D&S column: welcome conclusions of a credible survey

LIKE me I am sure many of you will be sceptical about some of the surveys that are published, seemingly daily, about frankly rather odd subjects.

But one that did catch my attention recently was the annual Halifax Quality of Life Survey which placed Richmondshire second and Hambleton fourth in the UK rankings for the best places to live.

And as the top-ranked place was Orkney in Scotland, it can be said that Richmondshire is the best place to live in England, with Hambleton third.

I think we can take this survey seriously because it is based on some concrete data including health, crime rate, employment, and skills – as well as harder to measure factors like happiness and well-being – in order to identify the optimum places to live.

We all know we live in a very special part of England and the UK, but its gratifying to have it confirmed in this way.

Of course, living here is not always perfect. Our part of North Yorkshire is by no means immune from the challenges other parts of the country face.

Such as the threat to our High Streets caused by changes in the way we shop.

Although our town centres are doing well in comparison to many others, there are some empty units in our High Streets which a few years ago would have been occupied.

Changes are taking place, like the recent announcement that the Post Office in Northallerton is to move to WH Smith.

Of course, such changes are often unwelcome. But I have been pushing the Post Office hard to use this move as an opportunity to improve things for all of us. I was delighted that the Post Office has responded positively to my suggestions and have now indicated that the branch will be open on Saturday afternoons, Sundays and Tuesday morning – additional hours compared to the provision we currently have.

Initially, the Post Office was reluctant to commit to these but have done so following my writing to the chair of the Post Office before Christmas. And all the counter services available in the current premises will be available in WH Smith.

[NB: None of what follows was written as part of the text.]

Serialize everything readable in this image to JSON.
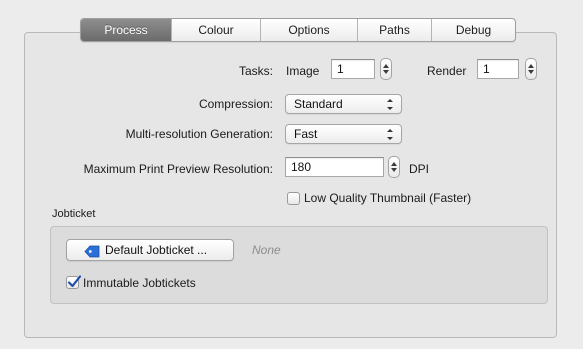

The other main issue I was pressing the Post Office on is ease of access to the re-located counters and I am pleased to report that this week WH Smith have given me assurances that their store layout will be completely re-designed to ensure there is sufficient space for the elderly and those with mobility problems to reach the counters.

Post Offices have moved to WH Smith branches all over the country and I know from my MP colleagues that similar relocations have been accomplished successfully and have helped keep Post Office services in town centres and sustain the local WH Smith branch.

Business decisions like these – caused in the main by internet shopping and our ability to carry out transactions like renewing road tax and passports online – are typical of the way our High Streets are changing.

The Government recognised the challenges our High Streets face in the last Budget with greater business rates relief for small retail businesses and the £675m Future High Streets Fund – money to help local authorities adapt their High Streets to the new commercial realities. That money can be used in a variety of different ways, to help with traffic, to convert surplus retail properties to other uses such as housing or workspaces, or to make town centres more attractive community spaces.

I know both our local district councils – Hambleton and Richmondshire – are considering making bids to the fund which I applaud.

We do live in a great place but we can’t rest on our laurels if we are to keep it that way.